“What?! How can they be over a D? They look tiny! How do you know that? It’s nonsense!”

Let me start by telling you that those bras are Curvy Kate bras and they only start at a D cup, meaning that the wearers would have to be a D or even over. And yes, you may start to entertain the idea of photoshopping but why? What makes it so hard to believe that those women have D+ breasts? After all, all a D cup is is a bust measurement that is roughly 4 inches bigger than the underbust measurement. So if, for example, those women are both 28Ds then they theoretically have 28 inch underbusts and 32 inch busts. Is that so hard to fathom?

I see and hear a lot of women talking about their bust as a letter and nothing else, something that infuriates me.

“This dress was perfect on me, and I’m a DD!”

“I don’t get how she’s a G? I’M a G!”

Here’s the thing: to label yourself solely as a letter or make assumptions about a letter is misguided. Without a back size a cup size means nothing. It would be like telling the time and only telling the minute not the hour. It’s half past…but half past what? The two pieces of information need to go hand in hand as without one the other does not make sense.

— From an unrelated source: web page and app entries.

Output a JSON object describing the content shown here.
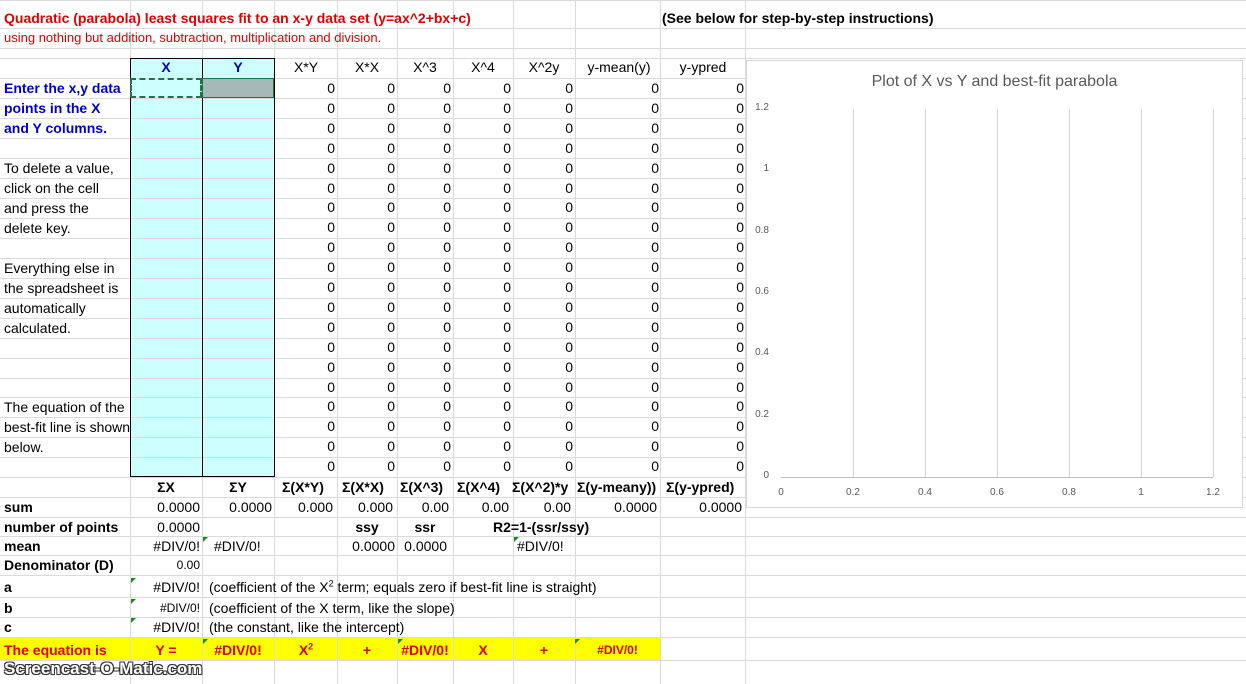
{
  "header": {
    "title": "Quadratic (parabola) least squares fit to an x-y data set (y=ax^2+bx+c)",
    "subtitle": "using nothing but addition, subtraction, multiplication and division.",
    "instructions_link": "(See below for step-by-step instructions)"
  },
  "columns": {
    "x": "X",
    "y": "Y",
    "xy": "X*Y",
    "xx": "X*X",
    "x3": "X^3",
    "x4": "X^4",
    "x2y": "X^2y",
    "ymean": "y-mean(y)",
    "ypred": "y-ypred"
  },
  "left_notes": {
    "enter1": "Enter the x,y data",
    "enter2": "points in the X",
    "enter3": "and Y columns.",
    "delete1": "To delete a value,",
    "delete2": "click on the cell",
    "delete3": "and press the",
    "delete4": "delete key.",
    "auto1": "Everything else in",
    "auto2": "the spreadsheet is",
    "auto3": "automatically",
    "auto4": "calculated.",
    "eq1": "The equation of the",
    "eq2": "best-fit line is shown",
    "eq3": "below."
  },
  "row_values": [
    "0",
    "0",
    "0",
    "0",
    "0",
    "0",
    "0"
  ],
  "sums_header": {
    "sx": "ΣX",
    "sy": "ΣY",
    "sxy": "Σ(X*Y)",
    "sxx": "Σ(X*X)",
    "sx3": "Σ(X^3)",
    "sx4": "Σ(X^4)",
    "sx2y": "Σ(X^2)*y",
    "symean": "Σ(y-meany))",
    "sypred": "Σ(y-ypred)"
  },
  "stats": {
    "sum_label": "sum",
    "sum_values": [
      "0.0000",
      "0.0000",
      "0.000",
      "0.000",
      "0.00",
      "0.00",
      "0.00",
      "0.0000",
      "0.0000"
    ],
    "npoints_label": "number of points",
    "npoints_value": "0.0000",
    "ssy_label": "ssy",
    "ssr_label": "ssr",
    "r2_label": "R2=1-(ssr/ssy)",
    "mean_label": "mean",
    "mean_x": "#DIV/0!",
    "mean_y": "#DIV/0!",
    "ssy_value": "0.0000",
    "ssr_value": "0.0000",
    "r2_value": "#DIV/0!",
    "denominator_label": "Denominator (D)",
    "denominator_value": "0.00",
    "a_label": "a",
    "a_value": "#DIV/0!",
    "a_note_pre": "(coefficient of the X",
    "a_note_sup": "2",
    "a_note_post": " term; equals zero if best-fit line is straight)",
    "b_label": "b",
    "b_value": "#DIV/0!",
    "b_note": "(coefficient of the X term, like the slope)",
    "c_label": "c",
    "c_value": "#DIV/0!",
    "c_note": "(the constant, like the intercept)"
  },
  "equation": {
    "label": "The equation is",
    "y_eq": "Y =",
    "a": "#DIV/0!",
    "x2": "X",
    "x2_sup": "2",
    "plus1": "+",
    "b": "#DIV/0!",
    "x": "X",
    "plus2": "+",
    "c": "#DIV/0!"
  },
  "watermark": "Screencast-O-Matic.com",
  "chart_data": {
    "type": "scatter",
    "title": "Plot of X vs Y and best-fit parabola",
    "xlabel": "",
    "ylabel": "",
    "xlim": [
      0,
      1.2
    ],
    "ylim": [
      0,
      1.2
    ],
    "x_ticks": [
      "0",
      "0.2",
      "0.4",
      "0.6",
      "0.8",
      "1",
      "1.2"
    ],
    "y_ticks": [
      "0",
      "0.2",
      "0.4",
      "0.6",
      "0.8",
      "1",
      "1.2"
    ],
    "grid": "vertical",
    "series": []
  }
}
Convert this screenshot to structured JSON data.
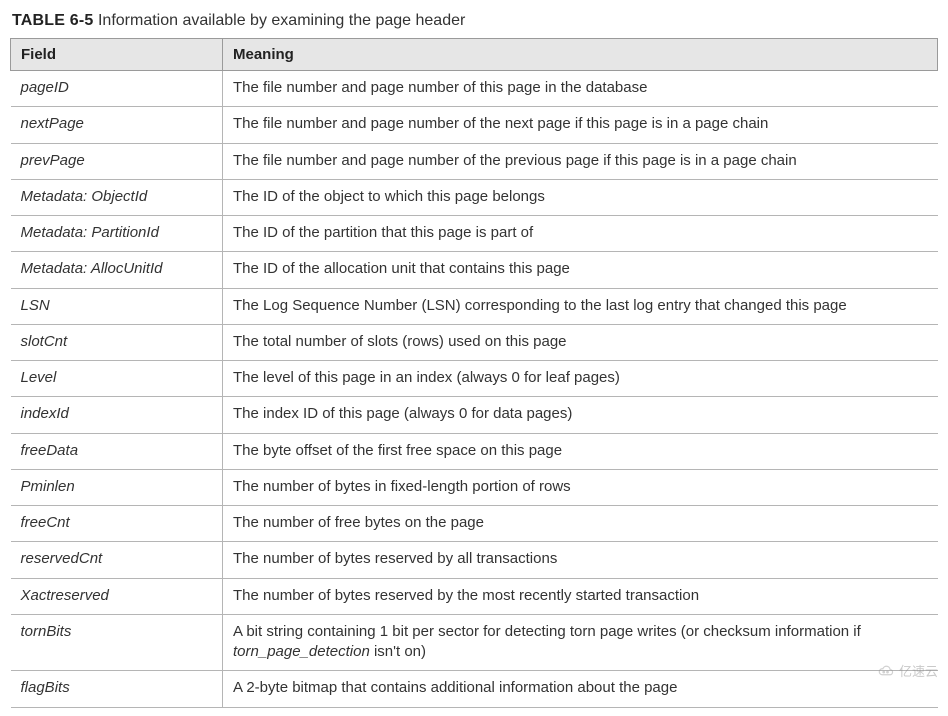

So when we see a women and she is labelled as being a “32DD”, we cannot, in our 40DD bra, scoff and say ‘But how can SHE be a DD when I am a DD?!’ – it just makes no sense. A 32DD and a 40DD have nothing in common at all apart from the fact that they both have the DD label. They are not the same size, they are just the same relative size – by that I mean the ‘DD’ is an indication of how proportionally large the bust is in comparison to the frame, NOT how large the bust is all on it’s own.

Cartoons like the above do not help with cup letter ignorance. The assumption that ALL DD cup women have huge breasts is false – as proven by my first image.

Cup size ignorance leads to ill fitting bras – women assume, for example, that they can’t be a D cup as D cups MUST be huge, and therefore they suffer in too small cups and riding back bands. Do yourself and womankind a favour and wise up about bra sizes. Don’t always put it down to ‘vanity sizing’.

Why I Don’t Hate “Skinny” Women – Just A Few Words

9 Aug